Social Statistics

Society, Statistics (and some sermons)

Social Statistics - Society, Statistics (and some sermons)

Teaching Quantitative Methods in Geography – 3 (+1) reports

heareportcoverIt’s been quite a while since I wrote anything on this site. Whilst I’ve ‘been away’ three reports about teaching quantitative methods in geography have been published, looking especially at the connections between schools and Universities. They are:

Quantitative Methods in Geography: Making the Connections between Schools, Universities and Employers. Available Here

Skills in Mathematics and Statistics in Geography and tackling transition. Available Here

Geographers Count: A Report on Quantitative Methods in Geography. Available Here

All have similar themes – emphasising the importance of teaching quantitative methods in geography in ways that are not formulaic but are applied and creative, using the methods to ask questions of substantive interest to the discipline and not just teaching methods for their own sake. Quite what we mean by quantitative methods in an age of ‘big data’, volunteered information, citizen science, and so forth, is raised but never fully answered. Is chi-square dead?

A related report called

Convincing Students? Quantitative Junkies, Avoiders and Converts on a Cross-Disciplinary Course Using Quantitative Narratives is Available Here


Five New Academic Posts in Quantitative Social Science at the University of Bristol

Professor of Quantitative Methods / Social Statistics (job number ACAD100623)
Lecturer / Senior Lecturer in Policy Studies with Quantitative Research Methods (job number ACAD100624)
Lecturer / Senior Lecturer in Politics with Quantitative Research Methods (job number ACAD100625)
Lecturer / Senior Lecturer in Sociology with Quantitative Research Methods (job number ACAD100626)
Senior Lecturer/Reader in Quantitative Methods/Social Statistics (job number ACAD100622)

An Introduction to Mapping and Spatial Modelling in R (draft version)

This is an introduction to R, to mapping and spatial modelling in R, and to using R as a simple GIS. Follow the instructions on page 3 to install R, the required libraries and the relevant data sets for the practicals. What appears below is a preview of the whole document. The full and most up-to-date version is always available here.

Are indices still useful for measuring socioeconomic segregation in UK schools?

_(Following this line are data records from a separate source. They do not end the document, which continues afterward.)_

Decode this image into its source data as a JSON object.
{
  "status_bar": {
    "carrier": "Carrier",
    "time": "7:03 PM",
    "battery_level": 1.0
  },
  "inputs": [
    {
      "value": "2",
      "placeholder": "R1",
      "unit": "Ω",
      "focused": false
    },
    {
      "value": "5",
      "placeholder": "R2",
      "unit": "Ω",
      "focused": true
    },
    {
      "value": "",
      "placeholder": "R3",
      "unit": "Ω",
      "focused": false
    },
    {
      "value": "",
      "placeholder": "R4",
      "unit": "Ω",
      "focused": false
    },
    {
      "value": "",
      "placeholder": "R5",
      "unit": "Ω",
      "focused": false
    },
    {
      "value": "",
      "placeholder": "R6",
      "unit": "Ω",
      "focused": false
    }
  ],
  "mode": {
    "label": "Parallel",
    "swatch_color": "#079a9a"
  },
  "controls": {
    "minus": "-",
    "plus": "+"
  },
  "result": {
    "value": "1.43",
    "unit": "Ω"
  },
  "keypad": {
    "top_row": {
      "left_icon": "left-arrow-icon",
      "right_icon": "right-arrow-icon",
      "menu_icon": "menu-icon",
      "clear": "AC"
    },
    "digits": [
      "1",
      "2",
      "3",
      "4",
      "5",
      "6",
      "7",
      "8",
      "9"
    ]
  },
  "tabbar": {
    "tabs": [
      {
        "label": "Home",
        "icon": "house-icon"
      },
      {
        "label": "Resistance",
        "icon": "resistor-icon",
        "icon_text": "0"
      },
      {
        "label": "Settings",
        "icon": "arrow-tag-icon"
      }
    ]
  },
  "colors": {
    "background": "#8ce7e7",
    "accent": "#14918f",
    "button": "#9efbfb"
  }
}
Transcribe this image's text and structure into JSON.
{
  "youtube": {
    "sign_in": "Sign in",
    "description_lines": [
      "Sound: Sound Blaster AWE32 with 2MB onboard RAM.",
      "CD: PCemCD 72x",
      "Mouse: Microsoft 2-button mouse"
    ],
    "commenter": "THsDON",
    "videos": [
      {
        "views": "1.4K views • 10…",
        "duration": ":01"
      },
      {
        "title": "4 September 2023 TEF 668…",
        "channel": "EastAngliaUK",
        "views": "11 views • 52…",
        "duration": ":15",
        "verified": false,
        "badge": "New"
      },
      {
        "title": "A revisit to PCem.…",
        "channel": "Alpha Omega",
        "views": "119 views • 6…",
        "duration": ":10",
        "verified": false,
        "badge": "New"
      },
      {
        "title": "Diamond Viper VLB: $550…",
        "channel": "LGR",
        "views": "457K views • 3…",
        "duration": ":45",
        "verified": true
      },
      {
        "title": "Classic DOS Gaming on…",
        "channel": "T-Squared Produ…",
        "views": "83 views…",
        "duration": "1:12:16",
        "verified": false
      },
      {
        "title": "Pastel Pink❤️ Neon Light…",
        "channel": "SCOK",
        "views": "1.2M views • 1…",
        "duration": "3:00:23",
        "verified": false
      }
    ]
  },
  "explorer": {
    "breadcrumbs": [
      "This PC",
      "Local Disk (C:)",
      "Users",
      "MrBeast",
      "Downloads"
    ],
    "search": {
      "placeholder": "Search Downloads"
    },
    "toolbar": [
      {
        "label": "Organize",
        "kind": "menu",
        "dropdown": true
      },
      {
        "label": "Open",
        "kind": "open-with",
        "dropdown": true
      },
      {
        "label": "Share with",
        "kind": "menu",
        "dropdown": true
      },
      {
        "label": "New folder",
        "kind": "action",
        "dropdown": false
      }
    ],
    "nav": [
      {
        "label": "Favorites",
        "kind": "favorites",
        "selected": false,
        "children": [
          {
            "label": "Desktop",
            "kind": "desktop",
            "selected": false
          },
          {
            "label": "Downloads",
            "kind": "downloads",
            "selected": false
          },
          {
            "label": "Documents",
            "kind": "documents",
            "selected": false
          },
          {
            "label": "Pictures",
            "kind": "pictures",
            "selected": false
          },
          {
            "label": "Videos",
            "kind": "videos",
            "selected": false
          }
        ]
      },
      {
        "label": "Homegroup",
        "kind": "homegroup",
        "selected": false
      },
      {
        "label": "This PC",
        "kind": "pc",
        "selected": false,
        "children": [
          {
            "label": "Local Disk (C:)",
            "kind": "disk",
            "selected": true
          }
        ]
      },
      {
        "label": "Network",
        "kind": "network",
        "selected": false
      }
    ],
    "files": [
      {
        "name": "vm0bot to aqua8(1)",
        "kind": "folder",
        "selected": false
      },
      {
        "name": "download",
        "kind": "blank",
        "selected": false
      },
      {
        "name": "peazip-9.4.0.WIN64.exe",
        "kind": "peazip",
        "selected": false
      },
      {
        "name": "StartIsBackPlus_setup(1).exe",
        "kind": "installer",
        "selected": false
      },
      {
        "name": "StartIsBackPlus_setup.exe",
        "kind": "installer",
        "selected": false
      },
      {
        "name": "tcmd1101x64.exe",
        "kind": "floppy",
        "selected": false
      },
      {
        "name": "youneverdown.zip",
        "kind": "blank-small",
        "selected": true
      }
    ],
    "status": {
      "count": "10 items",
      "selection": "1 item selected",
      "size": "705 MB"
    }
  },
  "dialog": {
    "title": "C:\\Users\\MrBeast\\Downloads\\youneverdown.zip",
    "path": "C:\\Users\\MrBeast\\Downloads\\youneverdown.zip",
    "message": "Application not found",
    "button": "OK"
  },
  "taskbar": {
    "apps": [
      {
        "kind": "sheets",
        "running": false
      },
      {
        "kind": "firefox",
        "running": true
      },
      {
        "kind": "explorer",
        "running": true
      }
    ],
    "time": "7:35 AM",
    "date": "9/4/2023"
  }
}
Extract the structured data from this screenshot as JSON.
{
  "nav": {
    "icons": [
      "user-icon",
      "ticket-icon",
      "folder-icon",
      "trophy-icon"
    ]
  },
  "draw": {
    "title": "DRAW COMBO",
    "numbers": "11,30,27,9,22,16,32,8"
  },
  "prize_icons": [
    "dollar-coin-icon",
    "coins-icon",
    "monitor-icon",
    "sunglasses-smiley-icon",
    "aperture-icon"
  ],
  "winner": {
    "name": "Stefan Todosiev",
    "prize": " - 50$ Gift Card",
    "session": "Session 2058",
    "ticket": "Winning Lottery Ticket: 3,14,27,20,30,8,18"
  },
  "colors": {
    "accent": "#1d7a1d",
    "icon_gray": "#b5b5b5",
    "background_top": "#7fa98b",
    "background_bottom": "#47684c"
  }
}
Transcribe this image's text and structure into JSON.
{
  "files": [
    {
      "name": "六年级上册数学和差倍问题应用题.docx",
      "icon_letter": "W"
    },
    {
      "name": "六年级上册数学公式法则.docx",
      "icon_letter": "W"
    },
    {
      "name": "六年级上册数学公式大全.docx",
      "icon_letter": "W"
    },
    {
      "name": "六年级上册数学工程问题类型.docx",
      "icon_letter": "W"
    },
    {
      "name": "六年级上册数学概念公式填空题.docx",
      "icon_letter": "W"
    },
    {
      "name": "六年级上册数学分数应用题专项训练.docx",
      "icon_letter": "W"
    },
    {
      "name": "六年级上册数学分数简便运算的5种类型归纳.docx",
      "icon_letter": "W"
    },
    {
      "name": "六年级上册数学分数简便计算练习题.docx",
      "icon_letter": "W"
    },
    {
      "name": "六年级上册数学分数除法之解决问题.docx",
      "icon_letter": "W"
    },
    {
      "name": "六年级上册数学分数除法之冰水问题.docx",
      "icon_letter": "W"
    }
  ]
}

In this commentary, Michael Watts raises some important questions about the measures of segregation typically used in educational research. His words of warning are not limited to such indices but could apply more generally to forms of measurement and modelling of systems that are fast changing and where the ‘object’ of measurement is poorly defined. His questions, in a nutshell, are (a) what actually has been measured (what does it really mean)? And (b) is there much point in making comparisons over time when that you are trying to compare keeps on changing? These are important points; especially so in the case of the UK education system that politicians seem to love to tinker with and force changes upon. However, in this short reply, my colleagues and I are a little more sanguine and suggest, contrary to Watts, that indices are still useful, despite the problems with their use.

Ethnicity and economic disadvantage in England in 2011

I have been working on a simple classification that categorises small area census neighbourhoods (the ‘Output Areas’) according to some dimensions of economic activity and inactivity. One group of neighbourhoods I have identified is those that are: (a) in the lowest 20% nationally for the percentage of the economically active population in full-time employment; (b) have an unemployment rate in the highest 10% nationally; and where (c) the percentage of the total population (neither student nor retired) that has a long-term sickness or disability is in the highest 10% nationally. In short, these area areas where we can expect the greatest economic stresses.  Continue reading

White flight, ethnic cliffs and other unhelpful hyperbole?

In an (unguarded?) conversation with a journalist, I talked about a ‘cliff-edge’ measure of segregation where neighbouring places have very different proportions of their resident population classified as White British in the 2011 Census. The words, rephrased as ‘ethnic cliffs’ was soon coupled with talk of White Flight from British cities and has appeared in a number of national newspapers and magazines, alongside like ‘self-segregation’ and ‘sundown segregation’ (The Sunday Times and the Daily Mail). In this presentation I look at changes to the ethnic composition of census zones in England from 2001 to 2011 and ask whether such phrases are unhelpful hyperbole or simply vivid but accurate descriptors of “Britain’s new problem” (Goodhart, 2013 writing in Prospect Magazine).